Records from a dataset:
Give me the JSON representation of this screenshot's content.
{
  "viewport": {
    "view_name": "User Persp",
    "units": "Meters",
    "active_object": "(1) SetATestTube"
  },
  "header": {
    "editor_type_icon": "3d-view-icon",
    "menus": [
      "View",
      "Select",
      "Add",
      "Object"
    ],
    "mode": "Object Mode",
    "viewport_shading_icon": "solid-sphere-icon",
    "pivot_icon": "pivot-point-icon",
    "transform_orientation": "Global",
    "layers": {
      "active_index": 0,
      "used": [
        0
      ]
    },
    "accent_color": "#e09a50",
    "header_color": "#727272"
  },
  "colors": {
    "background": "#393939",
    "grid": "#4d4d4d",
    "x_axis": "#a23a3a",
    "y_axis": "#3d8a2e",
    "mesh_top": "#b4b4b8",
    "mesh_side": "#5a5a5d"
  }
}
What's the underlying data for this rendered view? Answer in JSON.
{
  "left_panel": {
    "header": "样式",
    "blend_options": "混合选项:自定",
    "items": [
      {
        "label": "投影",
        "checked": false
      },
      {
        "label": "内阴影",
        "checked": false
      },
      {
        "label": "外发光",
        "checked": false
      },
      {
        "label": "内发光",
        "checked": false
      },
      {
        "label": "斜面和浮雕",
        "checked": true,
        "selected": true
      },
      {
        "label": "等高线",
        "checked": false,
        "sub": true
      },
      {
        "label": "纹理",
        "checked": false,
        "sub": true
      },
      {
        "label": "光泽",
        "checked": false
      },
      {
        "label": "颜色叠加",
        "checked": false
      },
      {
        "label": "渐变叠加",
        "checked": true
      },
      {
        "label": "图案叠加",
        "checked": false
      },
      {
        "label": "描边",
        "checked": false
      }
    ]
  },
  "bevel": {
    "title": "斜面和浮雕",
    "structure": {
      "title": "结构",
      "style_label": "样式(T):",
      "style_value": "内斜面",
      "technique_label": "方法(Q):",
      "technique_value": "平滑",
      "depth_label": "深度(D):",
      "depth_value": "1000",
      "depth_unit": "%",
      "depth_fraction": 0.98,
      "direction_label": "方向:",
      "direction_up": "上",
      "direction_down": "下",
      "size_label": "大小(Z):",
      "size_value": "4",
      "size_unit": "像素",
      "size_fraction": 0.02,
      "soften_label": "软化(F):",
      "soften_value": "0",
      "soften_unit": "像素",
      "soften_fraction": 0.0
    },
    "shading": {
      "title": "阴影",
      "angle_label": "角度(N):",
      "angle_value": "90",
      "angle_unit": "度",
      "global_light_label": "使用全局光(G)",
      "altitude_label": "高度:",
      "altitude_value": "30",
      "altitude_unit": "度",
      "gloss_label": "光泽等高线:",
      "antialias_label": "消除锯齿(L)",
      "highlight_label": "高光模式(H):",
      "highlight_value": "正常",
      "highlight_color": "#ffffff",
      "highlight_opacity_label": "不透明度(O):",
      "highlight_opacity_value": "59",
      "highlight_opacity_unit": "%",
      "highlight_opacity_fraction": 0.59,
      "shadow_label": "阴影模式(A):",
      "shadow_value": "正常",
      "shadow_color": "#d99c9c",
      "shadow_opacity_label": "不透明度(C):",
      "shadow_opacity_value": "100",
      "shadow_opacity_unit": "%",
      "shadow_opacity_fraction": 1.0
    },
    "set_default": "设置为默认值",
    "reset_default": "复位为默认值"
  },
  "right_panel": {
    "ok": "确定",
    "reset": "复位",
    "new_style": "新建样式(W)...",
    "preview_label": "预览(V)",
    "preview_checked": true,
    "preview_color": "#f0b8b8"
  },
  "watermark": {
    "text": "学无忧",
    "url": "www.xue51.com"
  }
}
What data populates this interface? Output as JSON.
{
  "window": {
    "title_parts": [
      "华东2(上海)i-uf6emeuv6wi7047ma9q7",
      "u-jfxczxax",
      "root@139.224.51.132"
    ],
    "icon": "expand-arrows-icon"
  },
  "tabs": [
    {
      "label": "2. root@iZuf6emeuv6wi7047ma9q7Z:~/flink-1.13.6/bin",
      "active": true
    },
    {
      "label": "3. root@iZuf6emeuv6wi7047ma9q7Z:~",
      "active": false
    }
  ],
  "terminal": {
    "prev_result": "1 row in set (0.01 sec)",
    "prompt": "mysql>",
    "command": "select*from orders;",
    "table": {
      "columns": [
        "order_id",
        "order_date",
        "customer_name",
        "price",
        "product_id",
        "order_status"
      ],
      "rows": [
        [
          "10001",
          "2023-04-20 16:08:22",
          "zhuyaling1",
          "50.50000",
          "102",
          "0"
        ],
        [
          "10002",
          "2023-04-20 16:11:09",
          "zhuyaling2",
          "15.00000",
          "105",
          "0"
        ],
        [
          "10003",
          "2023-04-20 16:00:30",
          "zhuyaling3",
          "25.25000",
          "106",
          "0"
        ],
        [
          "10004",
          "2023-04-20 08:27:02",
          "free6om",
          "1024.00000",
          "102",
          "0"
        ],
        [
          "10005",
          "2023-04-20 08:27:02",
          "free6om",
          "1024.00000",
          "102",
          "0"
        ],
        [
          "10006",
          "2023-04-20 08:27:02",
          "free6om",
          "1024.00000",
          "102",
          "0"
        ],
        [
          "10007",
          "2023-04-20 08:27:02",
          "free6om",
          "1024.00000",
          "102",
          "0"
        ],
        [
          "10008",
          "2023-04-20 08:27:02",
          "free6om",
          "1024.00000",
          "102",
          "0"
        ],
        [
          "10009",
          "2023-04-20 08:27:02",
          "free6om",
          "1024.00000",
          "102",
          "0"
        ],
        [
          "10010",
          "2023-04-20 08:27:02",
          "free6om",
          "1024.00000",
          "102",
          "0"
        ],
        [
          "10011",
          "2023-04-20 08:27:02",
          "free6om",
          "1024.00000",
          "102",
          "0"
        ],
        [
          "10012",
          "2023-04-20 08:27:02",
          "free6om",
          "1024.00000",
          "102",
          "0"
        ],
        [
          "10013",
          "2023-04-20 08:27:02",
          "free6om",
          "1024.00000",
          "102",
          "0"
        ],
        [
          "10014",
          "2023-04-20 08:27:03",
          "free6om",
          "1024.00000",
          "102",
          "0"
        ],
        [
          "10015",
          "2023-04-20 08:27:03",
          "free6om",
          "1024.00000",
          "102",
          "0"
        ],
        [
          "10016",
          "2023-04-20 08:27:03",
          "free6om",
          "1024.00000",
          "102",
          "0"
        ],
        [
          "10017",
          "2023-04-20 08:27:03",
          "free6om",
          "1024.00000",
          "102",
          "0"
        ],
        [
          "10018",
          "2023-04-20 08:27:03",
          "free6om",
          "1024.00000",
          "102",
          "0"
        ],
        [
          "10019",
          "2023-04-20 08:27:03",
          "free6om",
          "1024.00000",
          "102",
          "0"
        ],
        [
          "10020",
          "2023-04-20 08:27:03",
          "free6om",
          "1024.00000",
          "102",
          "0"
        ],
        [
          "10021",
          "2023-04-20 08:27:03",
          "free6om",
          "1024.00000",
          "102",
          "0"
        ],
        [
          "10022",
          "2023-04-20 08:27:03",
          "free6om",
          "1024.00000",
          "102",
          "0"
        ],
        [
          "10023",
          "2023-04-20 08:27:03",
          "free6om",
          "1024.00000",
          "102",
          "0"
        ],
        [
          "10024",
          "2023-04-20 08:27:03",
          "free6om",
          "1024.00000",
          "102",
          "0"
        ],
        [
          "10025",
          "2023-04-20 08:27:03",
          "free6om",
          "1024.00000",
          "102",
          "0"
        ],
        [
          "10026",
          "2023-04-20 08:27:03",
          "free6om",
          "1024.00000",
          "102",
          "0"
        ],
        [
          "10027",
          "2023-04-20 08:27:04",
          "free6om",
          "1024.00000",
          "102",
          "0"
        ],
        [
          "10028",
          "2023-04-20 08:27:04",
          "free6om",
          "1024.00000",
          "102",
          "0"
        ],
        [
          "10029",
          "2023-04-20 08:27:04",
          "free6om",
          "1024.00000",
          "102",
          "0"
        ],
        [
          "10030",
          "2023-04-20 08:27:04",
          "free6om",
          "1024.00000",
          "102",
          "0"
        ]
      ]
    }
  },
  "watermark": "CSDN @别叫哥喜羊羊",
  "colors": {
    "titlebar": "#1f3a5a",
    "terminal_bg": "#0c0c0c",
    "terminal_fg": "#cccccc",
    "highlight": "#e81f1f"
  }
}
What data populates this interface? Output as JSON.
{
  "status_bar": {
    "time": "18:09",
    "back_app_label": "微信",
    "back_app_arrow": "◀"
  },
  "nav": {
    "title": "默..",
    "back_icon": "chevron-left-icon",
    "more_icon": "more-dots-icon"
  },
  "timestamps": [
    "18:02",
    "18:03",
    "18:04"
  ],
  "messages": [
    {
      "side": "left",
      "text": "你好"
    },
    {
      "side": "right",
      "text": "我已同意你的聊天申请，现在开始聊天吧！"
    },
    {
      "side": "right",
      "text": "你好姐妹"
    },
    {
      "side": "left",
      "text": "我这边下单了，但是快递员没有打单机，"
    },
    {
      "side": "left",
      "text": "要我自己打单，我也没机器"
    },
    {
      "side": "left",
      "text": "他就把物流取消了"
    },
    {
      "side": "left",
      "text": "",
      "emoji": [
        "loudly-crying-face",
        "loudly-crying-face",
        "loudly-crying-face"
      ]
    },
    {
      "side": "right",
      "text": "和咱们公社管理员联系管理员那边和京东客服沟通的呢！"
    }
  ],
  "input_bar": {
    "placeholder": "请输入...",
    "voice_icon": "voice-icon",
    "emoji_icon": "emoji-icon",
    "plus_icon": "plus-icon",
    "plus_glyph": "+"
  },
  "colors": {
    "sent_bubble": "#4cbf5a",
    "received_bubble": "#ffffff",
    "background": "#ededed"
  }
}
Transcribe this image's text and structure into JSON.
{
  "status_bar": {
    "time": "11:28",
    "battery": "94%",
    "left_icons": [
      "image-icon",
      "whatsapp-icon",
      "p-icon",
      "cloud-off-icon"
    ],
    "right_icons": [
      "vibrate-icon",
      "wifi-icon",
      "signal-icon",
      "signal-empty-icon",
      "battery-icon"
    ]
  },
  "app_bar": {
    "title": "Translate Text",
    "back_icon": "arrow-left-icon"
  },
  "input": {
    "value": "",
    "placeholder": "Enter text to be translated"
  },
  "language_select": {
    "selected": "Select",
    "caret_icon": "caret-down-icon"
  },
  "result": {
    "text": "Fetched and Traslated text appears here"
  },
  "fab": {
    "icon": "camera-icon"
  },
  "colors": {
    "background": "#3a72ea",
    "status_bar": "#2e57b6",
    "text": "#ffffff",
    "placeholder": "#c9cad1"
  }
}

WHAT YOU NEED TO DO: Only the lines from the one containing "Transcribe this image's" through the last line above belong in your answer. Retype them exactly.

ANSWER FOR THIS EXERCISE:
Transcribe this image's text and structure into JSON.
{
  "status_bar": {
    "time": "11:28",
    "battery": "94%",
    "left_icons": [
      "image-icon",
      "whatsapp-icon",
      "p-icon",
      "cloud-off-icon"
    ],
    "right_icons": [
      "vibrate-icon",
      "wifi-icon",
      "signal-icon",
      "signal-empty-icon",
      "battery-icon"
    ]
  },
  "app_bar": {
    "title": "Translate Text",
    "back_icon": "arrow-left-icon"
  },
  "input": {
    "value": "",
    "placeholder": "Enter text to be translated"
  },
  "language_select": {
    "selected": "Select",
    "caret_icon": "caret-down-icon"
  },
  "result": {
    "text": "Fetched and Traslated text appears here"
  },
  "fab": {
    "icon": "camera-icon"
  },
  "colors": {
    "background": "#3a72ea",
    "status_bar": "#2e57b6",
    "text": "#ffffff",
    "placeholder": "#c9cad1"
  }
}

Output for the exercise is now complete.